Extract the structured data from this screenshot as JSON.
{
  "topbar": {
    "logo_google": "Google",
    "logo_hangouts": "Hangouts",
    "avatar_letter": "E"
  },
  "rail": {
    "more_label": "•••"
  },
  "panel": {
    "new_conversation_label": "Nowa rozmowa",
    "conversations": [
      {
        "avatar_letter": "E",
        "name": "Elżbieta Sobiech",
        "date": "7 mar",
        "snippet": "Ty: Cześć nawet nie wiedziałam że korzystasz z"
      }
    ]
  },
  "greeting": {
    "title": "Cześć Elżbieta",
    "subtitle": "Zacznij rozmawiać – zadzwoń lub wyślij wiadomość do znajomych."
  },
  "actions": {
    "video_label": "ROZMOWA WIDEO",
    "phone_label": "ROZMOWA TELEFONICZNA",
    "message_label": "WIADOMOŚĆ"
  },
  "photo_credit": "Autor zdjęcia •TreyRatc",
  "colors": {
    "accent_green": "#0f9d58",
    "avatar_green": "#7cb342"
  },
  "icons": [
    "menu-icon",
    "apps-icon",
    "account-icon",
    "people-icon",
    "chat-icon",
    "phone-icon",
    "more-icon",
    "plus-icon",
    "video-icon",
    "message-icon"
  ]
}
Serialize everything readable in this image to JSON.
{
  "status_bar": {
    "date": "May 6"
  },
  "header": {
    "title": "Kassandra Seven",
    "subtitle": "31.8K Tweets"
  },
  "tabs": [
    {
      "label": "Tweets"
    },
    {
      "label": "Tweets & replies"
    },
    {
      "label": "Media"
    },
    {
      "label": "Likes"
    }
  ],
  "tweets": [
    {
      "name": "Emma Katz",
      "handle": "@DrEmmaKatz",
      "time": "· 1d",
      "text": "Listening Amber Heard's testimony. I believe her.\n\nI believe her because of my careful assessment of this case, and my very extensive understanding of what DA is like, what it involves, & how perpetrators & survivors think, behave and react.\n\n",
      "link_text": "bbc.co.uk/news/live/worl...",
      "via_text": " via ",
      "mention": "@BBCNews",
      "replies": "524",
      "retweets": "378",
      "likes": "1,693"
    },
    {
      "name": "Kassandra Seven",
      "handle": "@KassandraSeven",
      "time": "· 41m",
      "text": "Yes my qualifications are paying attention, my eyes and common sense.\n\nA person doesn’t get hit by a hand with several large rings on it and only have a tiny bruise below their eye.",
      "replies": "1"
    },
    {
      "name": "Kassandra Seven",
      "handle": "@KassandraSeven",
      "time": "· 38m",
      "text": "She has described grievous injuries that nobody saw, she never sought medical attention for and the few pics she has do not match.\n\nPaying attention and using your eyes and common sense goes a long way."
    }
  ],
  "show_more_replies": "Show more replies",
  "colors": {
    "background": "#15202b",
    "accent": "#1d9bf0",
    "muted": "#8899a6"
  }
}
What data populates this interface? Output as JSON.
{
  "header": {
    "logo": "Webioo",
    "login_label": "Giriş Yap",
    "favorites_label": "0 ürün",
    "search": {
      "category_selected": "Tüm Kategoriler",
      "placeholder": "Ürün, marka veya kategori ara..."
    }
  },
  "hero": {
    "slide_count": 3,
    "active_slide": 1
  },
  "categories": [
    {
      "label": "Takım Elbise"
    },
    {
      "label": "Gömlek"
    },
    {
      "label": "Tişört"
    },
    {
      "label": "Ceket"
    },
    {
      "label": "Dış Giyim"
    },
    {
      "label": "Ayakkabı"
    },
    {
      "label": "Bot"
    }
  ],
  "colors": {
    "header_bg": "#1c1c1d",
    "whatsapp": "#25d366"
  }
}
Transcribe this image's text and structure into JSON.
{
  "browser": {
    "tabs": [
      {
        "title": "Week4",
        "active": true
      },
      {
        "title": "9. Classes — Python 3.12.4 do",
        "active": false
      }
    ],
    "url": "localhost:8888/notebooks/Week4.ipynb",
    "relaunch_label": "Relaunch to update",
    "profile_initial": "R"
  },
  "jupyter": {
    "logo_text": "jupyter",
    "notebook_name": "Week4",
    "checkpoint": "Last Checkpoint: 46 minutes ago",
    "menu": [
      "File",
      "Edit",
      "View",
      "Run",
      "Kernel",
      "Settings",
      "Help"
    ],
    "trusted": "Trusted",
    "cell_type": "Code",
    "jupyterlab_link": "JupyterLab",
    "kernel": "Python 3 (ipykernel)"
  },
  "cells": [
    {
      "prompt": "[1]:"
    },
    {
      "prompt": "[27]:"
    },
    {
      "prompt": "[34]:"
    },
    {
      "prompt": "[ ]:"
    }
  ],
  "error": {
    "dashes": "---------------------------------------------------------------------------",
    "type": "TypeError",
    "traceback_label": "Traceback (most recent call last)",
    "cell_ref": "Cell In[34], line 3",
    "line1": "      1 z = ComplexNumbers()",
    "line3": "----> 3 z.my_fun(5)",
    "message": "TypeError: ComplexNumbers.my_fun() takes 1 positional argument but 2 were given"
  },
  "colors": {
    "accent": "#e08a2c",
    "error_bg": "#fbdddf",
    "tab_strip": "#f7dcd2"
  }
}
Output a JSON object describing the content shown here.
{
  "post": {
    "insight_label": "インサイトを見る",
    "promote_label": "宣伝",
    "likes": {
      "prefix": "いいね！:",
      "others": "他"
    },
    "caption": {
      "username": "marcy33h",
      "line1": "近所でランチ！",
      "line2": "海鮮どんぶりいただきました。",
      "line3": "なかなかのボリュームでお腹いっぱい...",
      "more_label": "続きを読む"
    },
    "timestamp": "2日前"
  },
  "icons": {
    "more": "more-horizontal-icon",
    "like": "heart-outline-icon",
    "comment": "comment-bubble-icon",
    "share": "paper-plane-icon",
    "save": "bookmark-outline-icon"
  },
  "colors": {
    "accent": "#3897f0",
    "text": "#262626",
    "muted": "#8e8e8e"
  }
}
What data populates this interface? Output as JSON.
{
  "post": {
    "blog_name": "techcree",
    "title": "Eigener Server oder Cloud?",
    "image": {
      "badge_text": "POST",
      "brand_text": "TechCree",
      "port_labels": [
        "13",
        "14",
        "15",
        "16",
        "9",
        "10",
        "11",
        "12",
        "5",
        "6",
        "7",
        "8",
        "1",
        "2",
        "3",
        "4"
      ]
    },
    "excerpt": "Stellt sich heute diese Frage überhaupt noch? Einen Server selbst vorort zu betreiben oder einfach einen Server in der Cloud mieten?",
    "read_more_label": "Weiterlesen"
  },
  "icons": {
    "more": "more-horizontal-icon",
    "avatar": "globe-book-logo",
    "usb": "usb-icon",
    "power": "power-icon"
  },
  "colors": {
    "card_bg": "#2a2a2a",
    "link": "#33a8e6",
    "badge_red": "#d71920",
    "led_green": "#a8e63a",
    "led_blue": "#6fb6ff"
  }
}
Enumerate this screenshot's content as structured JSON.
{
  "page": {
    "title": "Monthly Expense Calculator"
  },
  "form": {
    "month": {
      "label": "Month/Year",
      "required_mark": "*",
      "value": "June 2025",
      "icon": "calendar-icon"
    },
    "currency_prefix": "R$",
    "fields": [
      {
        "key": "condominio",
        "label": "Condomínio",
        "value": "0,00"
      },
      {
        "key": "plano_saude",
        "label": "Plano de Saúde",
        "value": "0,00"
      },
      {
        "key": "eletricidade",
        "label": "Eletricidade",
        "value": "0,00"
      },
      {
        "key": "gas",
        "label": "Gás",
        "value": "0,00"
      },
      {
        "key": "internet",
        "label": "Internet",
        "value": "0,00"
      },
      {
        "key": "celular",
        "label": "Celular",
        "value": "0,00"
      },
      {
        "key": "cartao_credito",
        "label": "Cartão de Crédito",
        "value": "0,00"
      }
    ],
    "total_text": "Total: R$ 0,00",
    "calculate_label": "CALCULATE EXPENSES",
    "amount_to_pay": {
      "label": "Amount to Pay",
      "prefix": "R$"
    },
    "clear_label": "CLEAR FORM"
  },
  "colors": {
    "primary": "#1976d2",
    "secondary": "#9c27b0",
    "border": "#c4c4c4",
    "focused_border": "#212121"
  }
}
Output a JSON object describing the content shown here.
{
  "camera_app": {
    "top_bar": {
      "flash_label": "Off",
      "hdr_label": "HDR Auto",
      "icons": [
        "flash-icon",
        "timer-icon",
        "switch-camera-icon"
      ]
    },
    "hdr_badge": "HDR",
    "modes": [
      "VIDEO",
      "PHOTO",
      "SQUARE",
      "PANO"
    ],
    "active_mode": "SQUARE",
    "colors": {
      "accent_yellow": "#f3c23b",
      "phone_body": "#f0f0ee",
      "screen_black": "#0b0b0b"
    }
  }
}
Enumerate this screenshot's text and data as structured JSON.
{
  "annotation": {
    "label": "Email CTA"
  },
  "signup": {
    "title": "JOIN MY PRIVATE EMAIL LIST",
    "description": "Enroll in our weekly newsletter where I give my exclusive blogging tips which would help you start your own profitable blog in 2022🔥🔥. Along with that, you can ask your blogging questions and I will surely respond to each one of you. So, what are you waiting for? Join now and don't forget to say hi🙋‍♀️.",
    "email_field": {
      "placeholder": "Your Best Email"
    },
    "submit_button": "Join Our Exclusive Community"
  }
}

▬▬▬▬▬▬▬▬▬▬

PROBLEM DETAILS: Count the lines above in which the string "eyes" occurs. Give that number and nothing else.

WRITTEN RESPONSE: 2